● **What you should do**
Your answer should consist of each line below that contains the string "icon".

● **Data**
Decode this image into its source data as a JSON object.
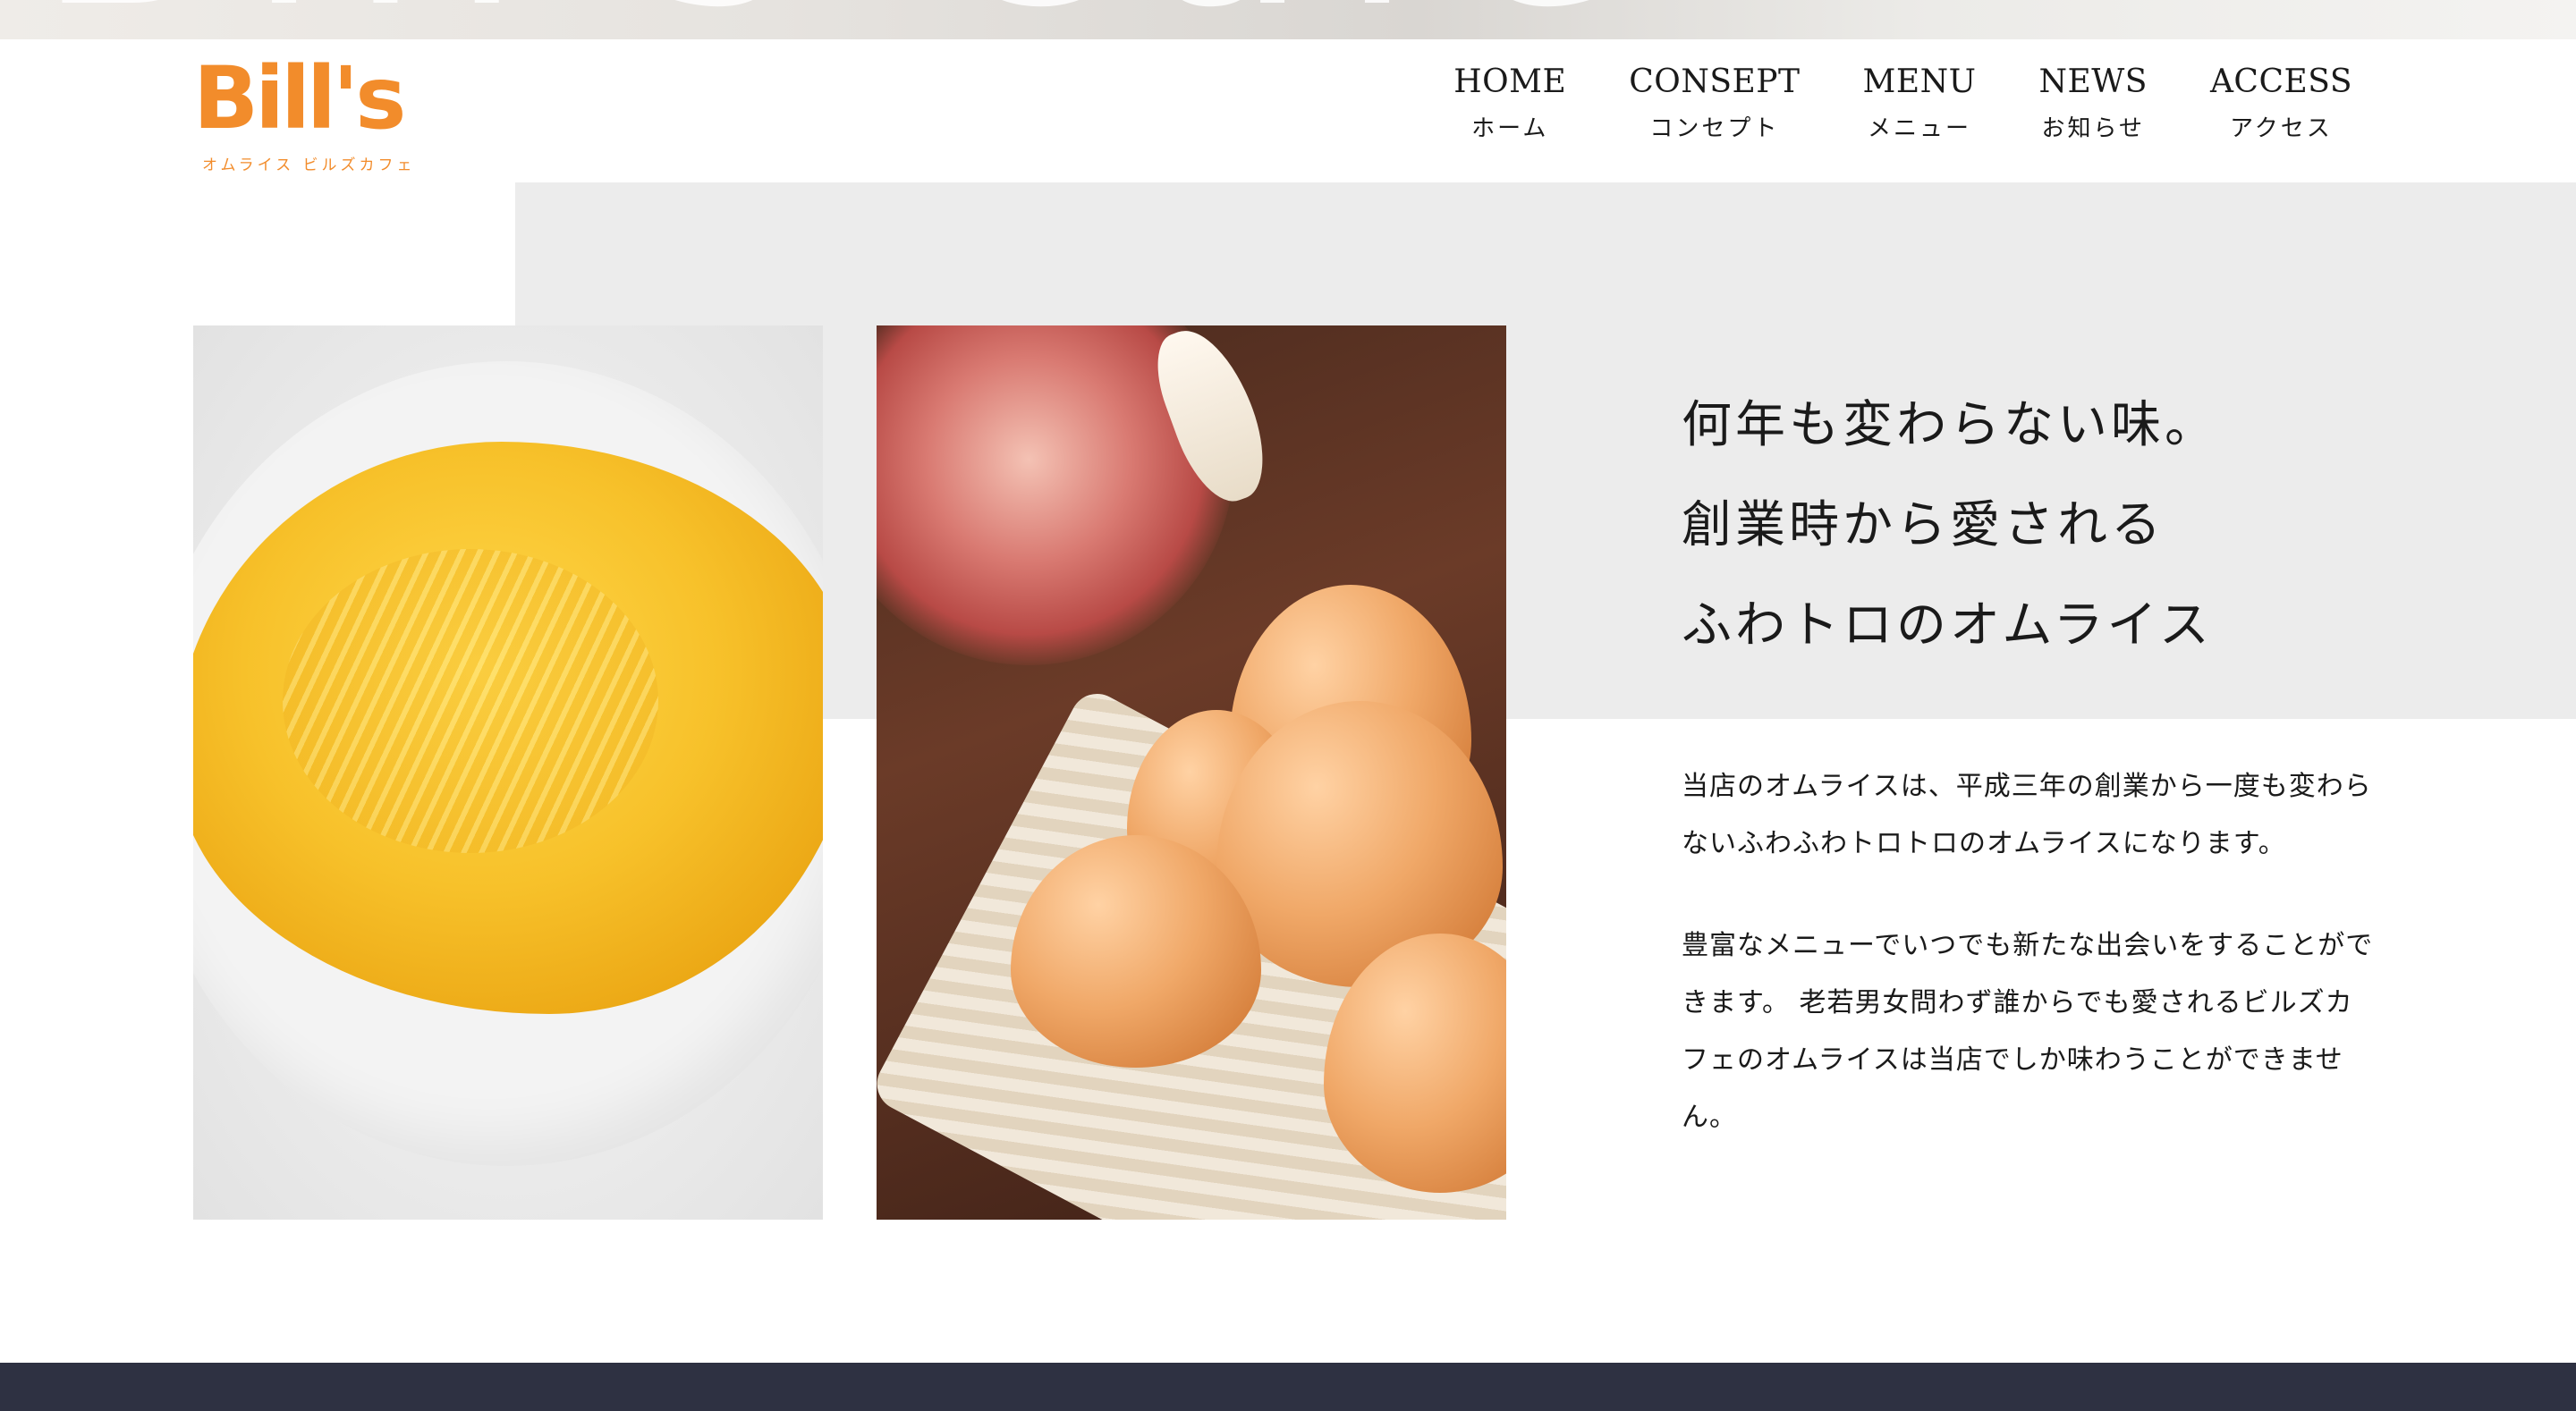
{
  "hero": {
    "ghost_text": "Bill's Cafe"
  },
  "header": {
    "logo": {
      "mark": "Bill's",
      "subtitle": "オムライス ビルズカフェ"
    },
    "nav": [
      {
        "en": "HOME",
        "jp": "ホーム"
      },
      {
        "en": "CONSEPT",
        "jp": "コンセプト"
      },
      {
        "en": "MENU",
        "jp": "メニュー"
      },
      {
        "en": "NEWS",
        "jp": "お知らせ"
      },
      {
        "en": "ACCESS",
        "jp": "アクセス"
      }
    ]
  },
  "concept": {
    "headline": [
      "何年も変わらない味。",
      "創業時から愛される",
      "ふわトロのオムライス"
    ],
    "paragraphs": [
      "当店のオムライスは、平成三年の創業から一度も変わらないふわふわトロトロのオムライスになります。",
      "豊富なメニューでいつでも新たな出会いをすることができます。 老若男女問わず誰からでも愛されるビルズカフェのオムライスは当店でしか味わうことができません。"
    ],
    "images": [
      {
        "icon": "omelet-photo"
      },
      {
        "icon": "eggs-basket-photo"
      }
    ]
  },
  "colors": {
    "brand_orange": "#f28c2b",
    "panel_grey": "#ececec",
    "footer_navy": "#2e3142"
  }
}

● **Solution to the problem**
        "icon": "omelet-photo"
        "icon": "eggs-basket-photo"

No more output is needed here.